SEOUL - South Korea has introduced a new law to curb the Middle East respiratory syndrome (Mers) outbreak, tightening quarantine restrictions and imposing jail sentences on those who defy anti-infection measures.
Two elderly women died yesterday, bringing to 31 the total number of fatalities since the crisis began last month. Eighty-one patients have recovered.
In China, a South Korean man who was the country's only confirmed case was discharged from hospital yesterday, the health authorities said.
Under South Korea's new law, passed in Parliament late on Thursday, people infected with the virus who lie to investigators about how they came into contact with the disease will face a fine or prison.

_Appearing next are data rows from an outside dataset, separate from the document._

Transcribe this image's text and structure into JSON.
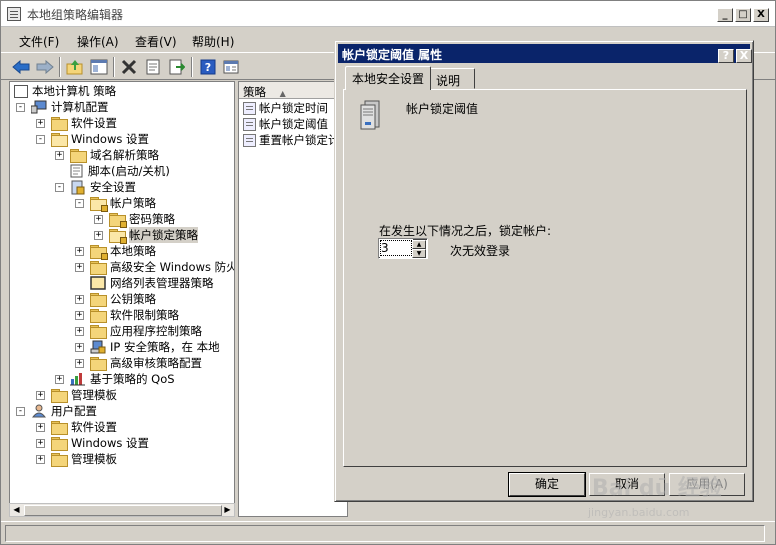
{
  "window": {
    "title": "本地组策略编辑器",
    "min": "_",
    "max": "□",
    "close": "X"
  },
  "menu": [
    "文件(F)",
    "操作(A)",
    "查看(V)",
    "帮助(H)"
  ],
  "tree": [
    {
      "label": "本地计算机 策略",
      "exp": ""
    },
    {
      "label": "计算机配置",
      "exp": "-"
    },
    {
      "label": "软件设置",
      "exp": "+"
    },
    {
      "label": "Windows 设置",
      "exp": "-"
    },
    {
      "label": "域名解析策略",
      "exp": "+"
    },
    {
      "label": "脚本(启动/关机)",
      "exp": ""
    },
    {
      "label": "安全设置",
      "exp": "-"
    },
    {
      "label": "帐户策略",
      "exp": "-"
    },
    {
      "label": "密码策略",
      "exp": "+"
    },
    {
      "label": "帐户锁定策略",
      "exp": "+"
    },
    {
      "label": "本地策略",
      "exp": "+"
    },
    {
      "label": "高级安全 Windows 防火",
      "exp": "+"
    },
    {
      "label": "网络列表管理器策略",
      "exp": ""
    },
    {
      "label": "公钥策略",
      "exp": "+"
    },
    {
      "label": "软件限制策略",
      "exp": "+"
    },
    {
      "label": "应用程序控制策略",
      "exp": "+"
    },
    {
      "label": "IP 安全策略，在 本地",
      "exp": "+"
    },
    {
      "label": "高级审核策略配置",
      "exp": "+"
    },
    {
      "label": "基于策略的 QoS",
      "exp": "+"
    },
    {
      "label": "管理模板",
      "exp": "+"
    },
    {
      "label": "用户配置",
      "exp": "-"
    },
    {
      "label": "软件设置",
      "exp": "+"
    },
    {
      "label": "Windows 设置",
      "exp": "+"
    },
    {
      "label": "管理模板",
      "exp": "+"
    }
  ],
  "list": {
    "header": "策略",
    "rows": [
      "帐户锁定时间",
      "帐户锁定阈值",
      "重置帐户锁定计"
    ]
  },
  "dialog": {
    "title": "帐户锁定阈值 属性",
    "help": "?",
    "close": "X",
    "tabs": [
      "本地安全设置",
      "说明"
    ],
    "policy_name": "帐户锁定阈值",
    "prompt": "在发生以下情况之后，锁定帐户:",
    "threshold_value": "3",
    "suffix": "次无效登录",
    "ok": "确定",
    "cancel": "取消",
    "apply": "应用(A)"
  },
  "watermark": {
    "main": "Bai dū 经验",
    "sub": "jingyan.baidu.com"
  }
}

"False testimony would entail up to two years in prison or 20 million won (S$24,200) in fines," the Health Ministry said. Under the old legislation, the fine was 2 million won.
"Interviewees will (now) feel compelled to provide honest answers," the ministry said.
The new law also strengthens officials' power to restrict the movement of infected people and to close contaminated facilities, with offenders who refuse to follow their orders also facing two years' jail or a 20 million won fine.
The number of state health workers in charge of preventing and tracing outbreaks will be doubled to more than 60.
The legislation comes as the government faces criticism for failing to stop the Mers outbreak, which is the largest outside Saudi Arabia.
Critics say the lack of coordination among health authorities, hospitals and local governments, combined with an inadequate number of quarantine experts and shortfalls in expertise, was responsible for the failure to stem the virus in the initial stage of the outbreak.
The authorities also came under fire for withholding the names of health facilities where the virus had been traced to, letting infected people go "doctor shopping" - visiting different hospitals to obtain second or third opinions, furthering the spread of the disease.
Seoul has announced a US$14 billion (S$18.8 billion) stimulus package as the outbreak dampens the already sagging economy, scaring away tourists and forcing consumers to stay home. The Finance Ministry slashed its growth forecast for this year to 3.1 per cent from an earlier projection of 3.8 per cent. It said the outbreak could pare up to 0.3 point off annual economic growth.